From this Farm and Garden site, Growing Pumpkins, we extracted this quote on spacing when you are planting pumpkins:

"Grow pumpkins in a corner of the garden and train the vines to grow outside of the garden. Pumpkin vines are huge and they can take up most of your garden if you are not careful. Space plants 12"-18" apart. If growing pumpkins in a row, space the pumpkin plants at 18" in rows 6' apart. Alternately you can grow pumpkins on a hill of soil, compost or manure. When pumpkins are grown in hills make sure there is approximately 50-100 square feet of space per hill for the pumpkin vines to grow. Pumpkin hills should be approx 3' by 3'. Planting pumpkins on hills of rich soil or organic matter helps ensure these heavy feeders get what they need."

Obviously, it's already too late for that, but something to remember next year, when you plant pumpkins. Next we found this Yankee Halloween.com Growing your Halloween Pumpkin in which we found this suggestion: When the first baby pumpkins appear, select 2 on separate runners, and cut off all the rest. As new ones develop, cut those off also. This is to divert all the plant's energy into growing those pumpkins. Since you apparently only have the one vine, you might want to leave 3 or even 4 runners, each with its own baby pumpkin, for insurance. We couldn't find confirmation anywhere that it was okay to trim off other runners, but it would appear that would, again, divert more energy to the pumpkins you have left. This is not pruning so much as judiciously thinning. And, next time, leave WAY more room for those vines!

 

More Non-Natives Questions

Indoor non-native palm tree turning yellow from Leavenworth WA
March 22, 2011 - Why are my indoor palm plant leaves turning yellow. It's about 4 feet bought at local Home Depot store, and it was beautiful when I brought it home. It gets plenty of light. I have only had it for ...
view the full question and answer

Height of non-native gardenias
May 29, 2006 - How tall does a gardenia tree get?
view the full question and answer

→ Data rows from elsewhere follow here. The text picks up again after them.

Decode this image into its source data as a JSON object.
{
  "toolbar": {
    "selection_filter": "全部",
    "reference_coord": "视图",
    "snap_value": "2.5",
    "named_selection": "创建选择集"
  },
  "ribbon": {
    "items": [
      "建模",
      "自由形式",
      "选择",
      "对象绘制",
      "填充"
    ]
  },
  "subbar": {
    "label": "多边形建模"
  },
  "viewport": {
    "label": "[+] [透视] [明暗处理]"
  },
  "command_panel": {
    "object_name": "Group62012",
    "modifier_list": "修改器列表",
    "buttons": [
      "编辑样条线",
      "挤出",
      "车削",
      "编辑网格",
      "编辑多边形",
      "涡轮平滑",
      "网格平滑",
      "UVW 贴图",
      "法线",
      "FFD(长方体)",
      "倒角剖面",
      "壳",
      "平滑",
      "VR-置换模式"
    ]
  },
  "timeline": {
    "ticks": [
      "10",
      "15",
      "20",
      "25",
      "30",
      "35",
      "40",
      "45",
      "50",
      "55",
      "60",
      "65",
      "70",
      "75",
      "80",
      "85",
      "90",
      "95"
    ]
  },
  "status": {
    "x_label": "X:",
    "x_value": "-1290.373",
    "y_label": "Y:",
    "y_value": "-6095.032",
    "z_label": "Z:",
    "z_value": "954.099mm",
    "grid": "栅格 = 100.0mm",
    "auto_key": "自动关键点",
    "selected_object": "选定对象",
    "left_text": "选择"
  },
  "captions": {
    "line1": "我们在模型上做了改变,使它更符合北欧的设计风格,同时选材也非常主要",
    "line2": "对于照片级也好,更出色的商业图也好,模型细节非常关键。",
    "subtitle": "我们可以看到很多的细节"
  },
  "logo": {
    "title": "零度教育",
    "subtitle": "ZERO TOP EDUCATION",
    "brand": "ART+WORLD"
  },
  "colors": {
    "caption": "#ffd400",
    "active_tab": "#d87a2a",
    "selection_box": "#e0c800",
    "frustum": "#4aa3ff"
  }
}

What is wrong with cultivars of native plants?
May 26, 2009 - What is wrong with cultivars of native plants? My state native plant society won't allow cultivars at their annual sale, and the native plant nursery from which I order only offers the species. But a...
view the full question and answer

Non-native, invasive Tree of Heaven in Central Texas?
April 07, 2011 - Has Ailanthus altissima been reported in Central Texas? I think we have found a few growing right here in Austin amongst a stand of cedars at a residential property off of 1826 (near where 1826 hits ...
view the full question and answer

Problems with non-native fruit trees in Katy TX
May 13, 2010 - I have several species of fruit trees growing. pear, lime, orange, pluot, plum, variegated orange, peach, lemon all planted in ground, some this year and some last year: My lemon (approx 15 gallon) an...
view the full question and answer

Support the Wildflower Center by Donating Online or Becoming a Member today.